**Supplied data:**
Content starts

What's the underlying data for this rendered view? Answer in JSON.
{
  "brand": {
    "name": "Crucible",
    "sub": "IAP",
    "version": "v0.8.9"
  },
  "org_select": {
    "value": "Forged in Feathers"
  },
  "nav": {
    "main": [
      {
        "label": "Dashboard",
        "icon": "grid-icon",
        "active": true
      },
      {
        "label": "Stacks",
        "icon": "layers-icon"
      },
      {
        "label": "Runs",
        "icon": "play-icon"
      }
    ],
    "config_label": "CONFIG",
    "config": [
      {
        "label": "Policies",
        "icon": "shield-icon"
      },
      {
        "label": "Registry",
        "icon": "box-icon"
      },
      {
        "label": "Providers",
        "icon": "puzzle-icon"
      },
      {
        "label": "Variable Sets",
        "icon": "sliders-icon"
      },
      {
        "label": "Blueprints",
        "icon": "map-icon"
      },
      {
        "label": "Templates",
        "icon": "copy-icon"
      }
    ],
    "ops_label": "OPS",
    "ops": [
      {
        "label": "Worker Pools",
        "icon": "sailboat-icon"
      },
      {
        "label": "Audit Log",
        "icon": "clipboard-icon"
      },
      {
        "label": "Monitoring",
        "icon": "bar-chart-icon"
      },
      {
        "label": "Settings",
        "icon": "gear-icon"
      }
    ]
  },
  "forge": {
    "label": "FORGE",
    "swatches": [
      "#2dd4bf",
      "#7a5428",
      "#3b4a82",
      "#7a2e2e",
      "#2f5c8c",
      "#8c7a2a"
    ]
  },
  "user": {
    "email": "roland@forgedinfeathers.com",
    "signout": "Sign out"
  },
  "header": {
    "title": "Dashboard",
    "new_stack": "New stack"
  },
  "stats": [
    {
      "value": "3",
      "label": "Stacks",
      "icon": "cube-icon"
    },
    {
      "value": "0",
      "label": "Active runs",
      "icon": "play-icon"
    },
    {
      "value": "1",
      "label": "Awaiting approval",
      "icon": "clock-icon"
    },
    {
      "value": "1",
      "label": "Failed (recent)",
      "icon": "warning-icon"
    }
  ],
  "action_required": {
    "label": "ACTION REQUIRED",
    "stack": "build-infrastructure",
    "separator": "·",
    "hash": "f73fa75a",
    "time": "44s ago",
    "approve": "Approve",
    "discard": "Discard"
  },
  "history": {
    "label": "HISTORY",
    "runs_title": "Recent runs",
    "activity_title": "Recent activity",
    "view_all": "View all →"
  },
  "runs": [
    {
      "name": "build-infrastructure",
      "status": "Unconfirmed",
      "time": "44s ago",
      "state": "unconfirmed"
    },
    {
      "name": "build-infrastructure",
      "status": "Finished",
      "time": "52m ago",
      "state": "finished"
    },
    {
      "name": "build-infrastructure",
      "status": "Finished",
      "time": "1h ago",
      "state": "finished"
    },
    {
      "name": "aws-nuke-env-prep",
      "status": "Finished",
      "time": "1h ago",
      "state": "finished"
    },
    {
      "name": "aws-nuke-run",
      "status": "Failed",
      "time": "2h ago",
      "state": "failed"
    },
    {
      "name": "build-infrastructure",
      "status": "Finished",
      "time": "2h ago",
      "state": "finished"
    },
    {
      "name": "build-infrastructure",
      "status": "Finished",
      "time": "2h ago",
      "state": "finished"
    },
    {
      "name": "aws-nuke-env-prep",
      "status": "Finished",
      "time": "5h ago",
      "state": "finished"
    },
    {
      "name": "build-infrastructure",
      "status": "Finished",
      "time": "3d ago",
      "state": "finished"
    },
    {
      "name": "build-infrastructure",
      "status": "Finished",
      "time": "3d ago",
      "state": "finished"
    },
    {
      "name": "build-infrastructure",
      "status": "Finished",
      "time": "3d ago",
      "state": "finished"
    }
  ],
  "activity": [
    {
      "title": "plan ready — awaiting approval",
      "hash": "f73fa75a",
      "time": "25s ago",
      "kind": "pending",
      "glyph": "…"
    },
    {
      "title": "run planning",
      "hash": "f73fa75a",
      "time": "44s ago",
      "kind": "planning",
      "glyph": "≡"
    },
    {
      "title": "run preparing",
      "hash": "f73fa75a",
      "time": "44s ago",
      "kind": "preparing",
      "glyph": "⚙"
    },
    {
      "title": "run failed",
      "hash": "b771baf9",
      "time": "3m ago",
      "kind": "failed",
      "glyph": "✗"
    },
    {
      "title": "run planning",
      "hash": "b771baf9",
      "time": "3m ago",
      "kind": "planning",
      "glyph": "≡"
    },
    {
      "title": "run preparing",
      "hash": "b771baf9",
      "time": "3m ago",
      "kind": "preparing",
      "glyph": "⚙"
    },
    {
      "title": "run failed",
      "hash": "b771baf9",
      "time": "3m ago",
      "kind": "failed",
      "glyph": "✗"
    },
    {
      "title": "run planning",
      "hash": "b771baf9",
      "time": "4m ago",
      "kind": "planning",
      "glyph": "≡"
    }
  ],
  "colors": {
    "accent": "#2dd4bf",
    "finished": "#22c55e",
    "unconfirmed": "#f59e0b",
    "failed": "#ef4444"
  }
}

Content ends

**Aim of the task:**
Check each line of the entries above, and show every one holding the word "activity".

**Solution to this task:**
    "activity_title": "Recent activity",
  "activity": [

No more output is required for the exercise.